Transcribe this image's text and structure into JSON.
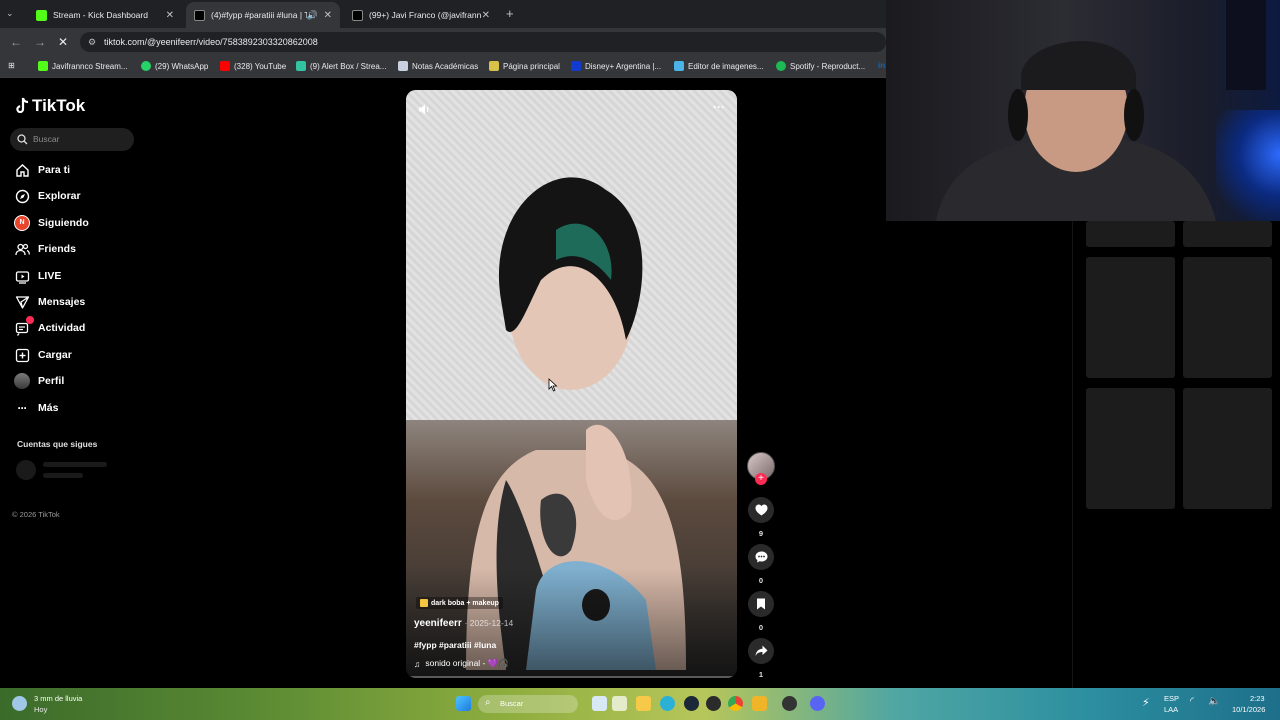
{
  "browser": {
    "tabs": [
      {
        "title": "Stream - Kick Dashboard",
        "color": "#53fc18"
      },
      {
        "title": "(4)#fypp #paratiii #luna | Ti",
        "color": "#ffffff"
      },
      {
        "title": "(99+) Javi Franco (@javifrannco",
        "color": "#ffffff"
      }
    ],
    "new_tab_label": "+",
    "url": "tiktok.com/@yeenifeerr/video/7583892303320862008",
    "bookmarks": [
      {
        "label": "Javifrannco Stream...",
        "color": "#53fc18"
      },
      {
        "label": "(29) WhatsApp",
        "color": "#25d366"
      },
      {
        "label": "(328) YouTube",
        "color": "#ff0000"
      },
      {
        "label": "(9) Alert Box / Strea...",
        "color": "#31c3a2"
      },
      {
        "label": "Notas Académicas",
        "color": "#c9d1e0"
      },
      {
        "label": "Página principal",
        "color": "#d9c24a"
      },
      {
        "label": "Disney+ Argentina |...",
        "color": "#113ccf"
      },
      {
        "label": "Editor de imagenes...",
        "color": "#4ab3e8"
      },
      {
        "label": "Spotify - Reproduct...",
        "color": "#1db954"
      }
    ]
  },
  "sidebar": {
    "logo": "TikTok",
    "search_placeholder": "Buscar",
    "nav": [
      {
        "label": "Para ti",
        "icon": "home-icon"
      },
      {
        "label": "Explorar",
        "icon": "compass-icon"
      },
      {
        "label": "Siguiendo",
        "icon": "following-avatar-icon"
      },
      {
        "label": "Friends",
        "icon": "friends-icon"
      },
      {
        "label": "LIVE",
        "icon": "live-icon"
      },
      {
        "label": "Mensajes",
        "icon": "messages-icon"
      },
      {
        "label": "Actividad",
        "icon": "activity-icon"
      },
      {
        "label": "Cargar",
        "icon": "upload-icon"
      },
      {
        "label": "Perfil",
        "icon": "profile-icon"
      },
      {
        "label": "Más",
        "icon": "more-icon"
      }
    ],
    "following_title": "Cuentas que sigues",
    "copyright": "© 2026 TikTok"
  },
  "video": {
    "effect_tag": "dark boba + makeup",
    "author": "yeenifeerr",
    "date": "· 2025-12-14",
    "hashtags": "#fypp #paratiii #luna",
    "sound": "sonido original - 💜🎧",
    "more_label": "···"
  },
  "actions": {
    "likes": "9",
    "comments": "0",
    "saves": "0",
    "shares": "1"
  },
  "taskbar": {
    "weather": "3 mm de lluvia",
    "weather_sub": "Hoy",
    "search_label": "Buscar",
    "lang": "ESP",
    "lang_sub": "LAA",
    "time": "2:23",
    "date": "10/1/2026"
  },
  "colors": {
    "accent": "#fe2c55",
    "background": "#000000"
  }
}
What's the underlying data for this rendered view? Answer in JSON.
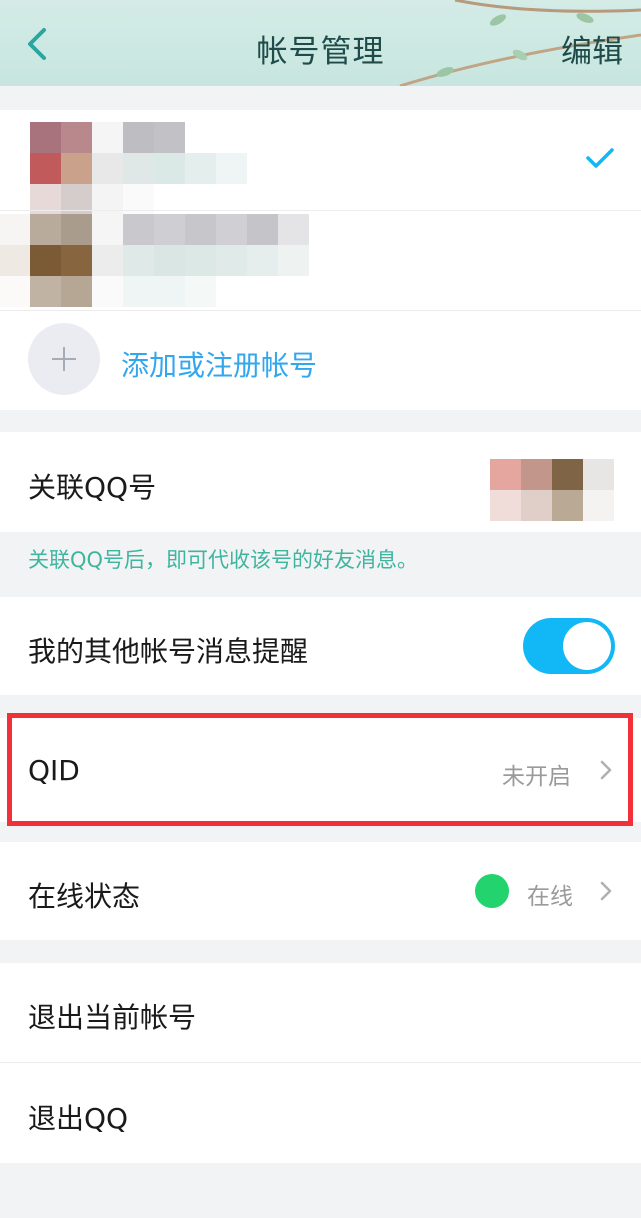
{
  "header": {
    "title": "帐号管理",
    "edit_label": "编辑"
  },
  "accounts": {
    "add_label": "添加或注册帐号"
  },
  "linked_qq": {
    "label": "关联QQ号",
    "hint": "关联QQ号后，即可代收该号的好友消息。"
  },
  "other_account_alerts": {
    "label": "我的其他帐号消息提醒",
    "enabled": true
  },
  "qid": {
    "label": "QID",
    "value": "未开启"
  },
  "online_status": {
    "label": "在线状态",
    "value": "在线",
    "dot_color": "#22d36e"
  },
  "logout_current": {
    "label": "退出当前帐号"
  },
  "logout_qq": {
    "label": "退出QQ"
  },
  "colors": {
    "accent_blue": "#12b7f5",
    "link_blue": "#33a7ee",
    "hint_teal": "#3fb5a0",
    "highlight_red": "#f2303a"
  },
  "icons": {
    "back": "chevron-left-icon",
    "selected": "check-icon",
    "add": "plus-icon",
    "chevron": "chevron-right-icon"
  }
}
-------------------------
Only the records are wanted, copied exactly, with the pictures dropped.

**Result for this exercise:**
Transcribe this image's text and structure into JSON.
{
  "browser": {
    "tabs": [
      {
        "title": "Stream - Kick Dashboard",
        "color": "#53fc18"
      },
      {
        "title": "(4)#fypp #paratiii #luna | Ti",
        "color": "#ffffff"
      },
      {
        "title": "(99+) Javi Franco (@javifrannco",
        "color": "#ffffff"
      }
    ],
    "new_tab_label": "+",
    "url": "tiktok.com/@yeenifeerr/video/7583892303320862008",
    "bookmarks": [
      {
        "label": "Javifrannco Stream...",
        "color": "#53fc18"
      },
      {
        "label": "(29) WhatsApp",
        "color": "#25d366"
      },
      {
        "label": "(328) YouTube",
        "color": "#ff0000"
      },
      {
        "label": "(9) Alert Box / Strea...",
        "color": "#31c3a2"
      },
      {
        "label": "Notas Académicas",
        "color": "#c9d1e0"
      },
      {
        "label": "Página principal",
        "color": "#d9c24a"
      },
      {
        "label": "Disney+ Argentina |...",
        "color": "#113ccf"
      },
      {
        "label": "Editor de imagenes...",
        "color": "#4ab3e8"
      },
      {
        "label": "Spotify - Reproduct...",
        "color": "#1db954"
      }
    ]
  },
  "sidebar": {
    "logo": "TikTok",
    "search_placeholder": "Buscar",
    "nav": [
      {
        "label": "Para ti",
        "icon": "home-icon"
      },
      {
        "label": "Explorar",
        "icon": "compass-icon"
      },
      {
        "label": "Siguiendo",
        "icon": "following-avatar-icon"
      },
      {
        "label": "Friends",
        "icon": "friends-icon"
      },
      {
        "label": "LIVE",
        "icon": "live-icon"
      },
      {
        "label": "Mensajes",
        "icon": "messages-icon"
      },
      {
        "label": "Actividad",
        "icon": "activity-icon"
      },
      {
        "label": "Cargar",
        "icon": "upload-icon"
      },
      {
        "label": "Perfil",
        "icon": "profile-icon"
      },
      {
        "label": "Más",
        "icon": "more-icon"
      }
    ],
    "following_title": "Cuentas que sigues",
    "copyright": "© 2026 TikTok"
  },
  "video": {
    "effect_tag": "dark boba + makeup",
    "author": "yeenifeerr",
    "date": "· 2025-12-14",
    "hashtags": "#fypp #paratiii #luna",
    "sound": "sonido original - 💜🎧",
    "more_label": "···"
  },
  "actions": {
    "likes": "9",
    "comments": "0",
    "saves": "0",
    "shares": "1"
  },
  "taskbar": {
    "weather": "3 mm de lluvia",
    "weather_sub": "Hoy",
    "search_label": "Buscar",
    "lang": "ESP",
    "lang_sub": "LAA",
    "time": "2:23",
    "date": "10/1/2026"
  },
  "colors": {
    "accent": "#fe2c55",
    "background": "#000000"
  }
}
What's the underlying data for this rendered view? Answer in JSON.
{
  "header": {
    "title": "帐号管理",
    "edit_label": "编辑"
  },
  "accounts": {
    "add_label": "添加或注册帐号"
  },
  "linked_qq": {
    "label": "关联QQ号",
    "hint": "关联QQ号后，即可代收该号的好友消息。"
  },
  "other_account_alerts": {
    "label": "我的其他帐号消息提醒",
    "enabled": true
  },
  "qid": {
    "label": "QID",
    "value": "未开启"
  },
  "online_status": {
    "label": "在线状态",
    "value": "在线",
    "dot_color": "#22d36e"
  },
  "logout_current": {
    "label": "退出当前帐号"
  },
  "logout_qq": {
    "label": "退出QQ"
  },
  "colors": {
    "accent_blue": "#12b7f5",
    "link_blue": "#33a7ee",
    "hint_teal": "#3fb5a0",
    "highlight_red": "#f2303a"
  },
  "icons": {
    "back": "chevron-left-icon",
    "selected": "check-icon",
    "add": "plus-icon",
    "chevron": "chevron-right-icon"
  }
}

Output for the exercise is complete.